> **HOW TO COMPLETE THIS TASK**
Which of the lines in the data below contain the string "wear"? Copy each of them.

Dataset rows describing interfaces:
::::

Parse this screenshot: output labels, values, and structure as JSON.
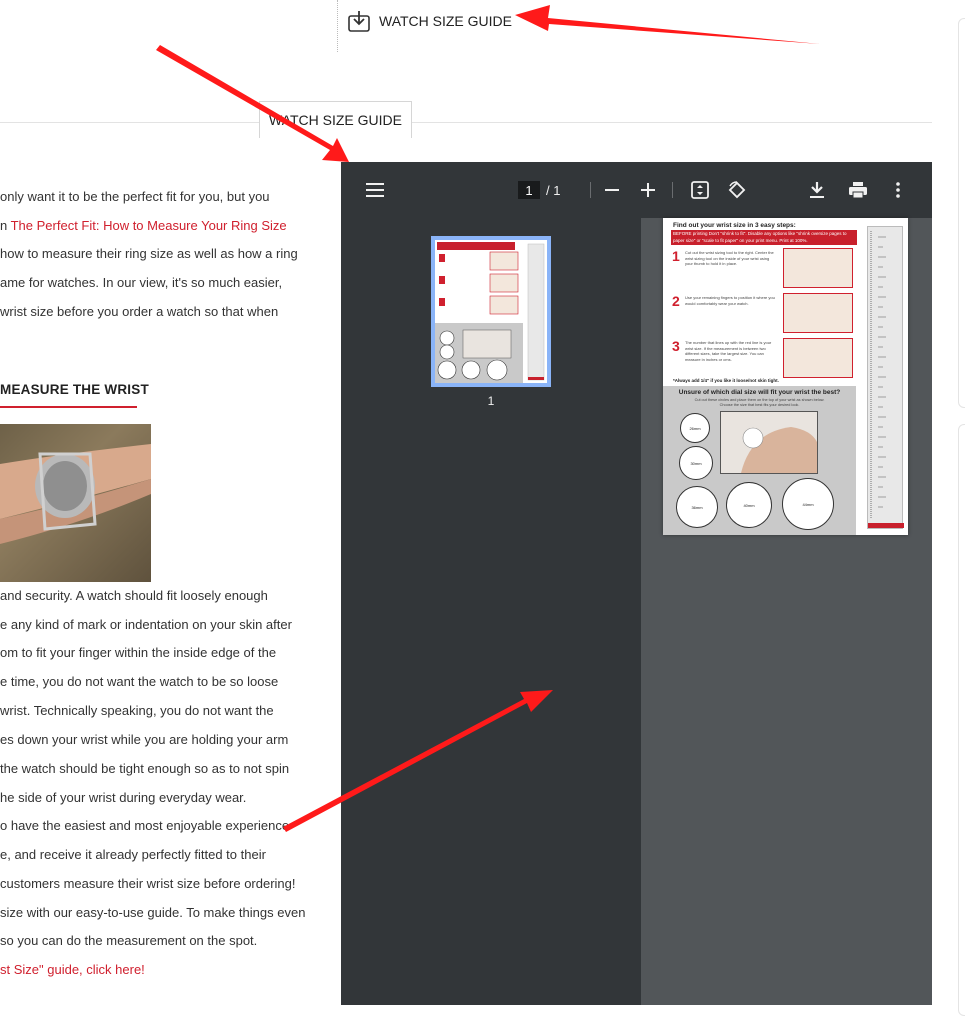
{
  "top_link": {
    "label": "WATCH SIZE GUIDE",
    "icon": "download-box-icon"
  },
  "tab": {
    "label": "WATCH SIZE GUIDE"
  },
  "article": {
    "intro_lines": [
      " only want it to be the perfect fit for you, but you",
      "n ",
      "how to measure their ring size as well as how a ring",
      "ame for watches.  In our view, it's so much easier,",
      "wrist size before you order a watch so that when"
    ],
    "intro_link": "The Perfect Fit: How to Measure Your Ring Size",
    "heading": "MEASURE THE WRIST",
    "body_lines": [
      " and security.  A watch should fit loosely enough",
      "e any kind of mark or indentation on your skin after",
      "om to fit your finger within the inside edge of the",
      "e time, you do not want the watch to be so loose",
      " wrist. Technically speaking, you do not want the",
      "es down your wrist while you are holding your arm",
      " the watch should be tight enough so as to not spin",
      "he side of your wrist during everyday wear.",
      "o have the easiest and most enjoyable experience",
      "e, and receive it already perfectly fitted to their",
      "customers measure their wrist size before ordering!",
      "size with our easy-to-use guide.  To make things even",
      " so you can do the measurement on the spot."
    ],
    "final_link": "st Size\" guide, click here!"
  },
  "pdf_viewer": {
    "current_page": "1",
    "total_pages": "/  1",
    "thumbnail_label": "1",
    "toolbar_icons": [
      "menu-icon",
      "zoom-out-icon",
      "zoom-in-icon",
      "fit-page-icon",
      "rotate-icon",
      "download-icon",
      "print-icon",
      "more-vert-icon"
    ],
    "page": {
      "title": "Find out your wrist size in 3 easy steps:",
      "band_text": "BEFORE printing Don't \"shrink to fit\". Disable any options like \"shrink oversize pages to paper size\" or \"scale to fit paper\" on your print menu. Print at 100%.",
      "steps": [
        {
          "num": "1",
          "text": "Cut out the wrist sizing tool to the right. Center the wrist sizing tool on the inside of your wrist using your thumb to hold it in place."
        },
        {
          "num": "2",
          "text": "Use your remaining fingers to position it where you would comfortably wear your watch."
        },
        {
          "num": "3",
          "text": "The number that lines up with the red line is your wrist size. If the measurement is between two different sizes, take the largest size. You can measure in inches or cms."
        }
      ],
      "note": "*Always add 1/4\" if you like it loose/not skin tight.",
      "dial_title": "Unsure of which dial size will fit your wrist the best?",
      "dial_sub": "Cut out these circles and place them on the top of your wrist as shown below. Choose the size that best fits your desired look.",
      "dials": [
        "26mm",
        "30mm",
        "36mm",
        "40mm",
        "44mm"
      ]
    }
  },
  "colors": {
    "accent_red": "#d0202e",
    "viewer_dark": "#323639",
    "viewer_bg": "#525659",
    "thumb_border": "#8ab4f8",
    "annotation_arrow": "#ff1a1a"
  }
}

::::

> **ANSWER SPACE**
      "he side of your wrist during everyday wear.",
          "text": "Use your remaining fingers to position it where you would comfortably wear your watch."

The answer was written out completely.